* Lily of the valley plants are susceptible to certain types of bugs and fungi, so be sure to check for any signs of infestation on a regular basis and treat them immediately if you find anything.
Propagating Lily of The Valley
Propagating the lily of the valley can be done by dividing its root system or by planting seeds. Both methods are relatively simple.
Propagate Lily of the Valley by Seeds
Collect lily of the valley seeds in fall after they have ripened on their stems. Cut off the seed pods with scissors, and store them in a paper bag until you are ready to plant them in spring.
Fill a seed tray with moist potting soil, and sprinkle the seeds on top of it. Cover the seeds lightly with soil, and water them well. Place the tray in a cool, dark location for germination to begin.
Check the tray regularly to make sure that the soil remains moist at all times. Once seedlings emerge from the soil surface, move the tray to a well-lit location out of direct sunlight. Allow the plants to grow for several months before transplanting them into pots or your garden.

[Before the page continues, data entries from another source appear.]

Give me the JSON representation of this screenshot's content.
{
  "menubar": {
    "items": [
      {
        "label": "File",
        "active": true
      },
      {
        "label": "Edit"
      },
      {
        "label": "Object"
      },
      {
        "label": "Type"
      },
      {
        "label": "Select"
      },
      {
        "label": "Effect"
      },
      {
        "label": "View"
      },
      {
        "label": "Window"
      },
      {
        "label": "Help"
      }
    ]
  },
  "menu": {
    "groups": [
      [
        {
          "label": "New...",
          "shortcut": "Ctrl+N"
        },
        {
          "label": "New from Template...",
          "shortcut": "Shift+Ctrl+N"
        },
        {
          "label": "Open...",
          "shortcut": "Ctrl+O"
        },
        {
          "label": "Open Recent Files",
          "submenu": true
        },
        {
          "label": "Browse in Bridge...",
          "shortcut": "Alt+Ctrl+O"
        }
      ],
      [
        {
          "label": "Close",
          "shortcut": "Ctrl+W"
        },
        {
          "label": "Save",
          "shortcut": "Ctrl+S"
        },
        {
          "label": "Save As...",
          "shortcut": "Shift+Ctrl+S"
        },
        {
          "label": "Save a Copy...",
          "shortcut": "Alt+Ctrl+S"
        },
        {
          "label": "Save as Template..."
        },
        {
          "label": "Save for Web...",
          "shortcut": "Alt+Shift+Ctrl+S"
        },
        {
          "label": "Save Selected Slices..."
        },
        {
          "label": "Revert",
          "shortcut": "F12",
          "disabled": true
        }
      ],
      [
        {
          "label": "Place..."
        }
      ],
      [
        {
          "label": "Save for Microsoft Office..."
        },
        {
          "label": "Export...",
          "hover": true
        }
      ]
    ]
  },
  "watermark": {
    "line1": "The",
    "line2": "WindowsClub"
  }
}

Propagate Lily of the Valley by Division
Dig up a clump.
Use a shovel or spade to dig up the entire lily of the valley plant and place it on top of a tarp so the soil doesn’t spill everywhere.
Remove all foliage.
You will not need any of the foliage, so you can clip it off with some shears or scissors and throw it away (or compost it).
Divide the plant into smaller clumps.
Use your fingers or a knife to divide the plant into smaller pieces so that you have individual bulbs with roots attached. Make sure each piece has at least one bulb and several roots attached; they should be about three inches in diameter. You can trim off any excess foliage or roots at this point if necessary.
Replant the divided pieces
Replant each division in a container with well-draining soil. Make sure that each division has ample space to allow for growth. They will grow quickly!
Pest and Disease Control
Lily of the valley is a low-maintenance plant, but it’s not immune from pests and disease. These include:
Slugs and snails. Lily of the valley’s sweet, fragrant scent attracts these slimy creatures. Snails and slugs are most active in the evening or on rainy days, so this is the best time to handpick them or use baits to kill them.
Fungal leaf spots. This disease appears as dark spots with yellow borders on leaves and stems, causing the leaves to eventually drop off. Remove all affected leaves and stems that fall to the ground so they don’t spread. Lily of the valley will continue to grow, but it won’t look as pretty.
Viruses. There are several viruses that can affect the lily of the valley, including the amaryllis necrotic streak virus and the gladiolus mosaic virus. These viruses are spread by aphids and other insects or by coming into contact with infected plants or seeds. Viruses don’t have a cure, so remove any infected plants immediately to prevent them from spreading.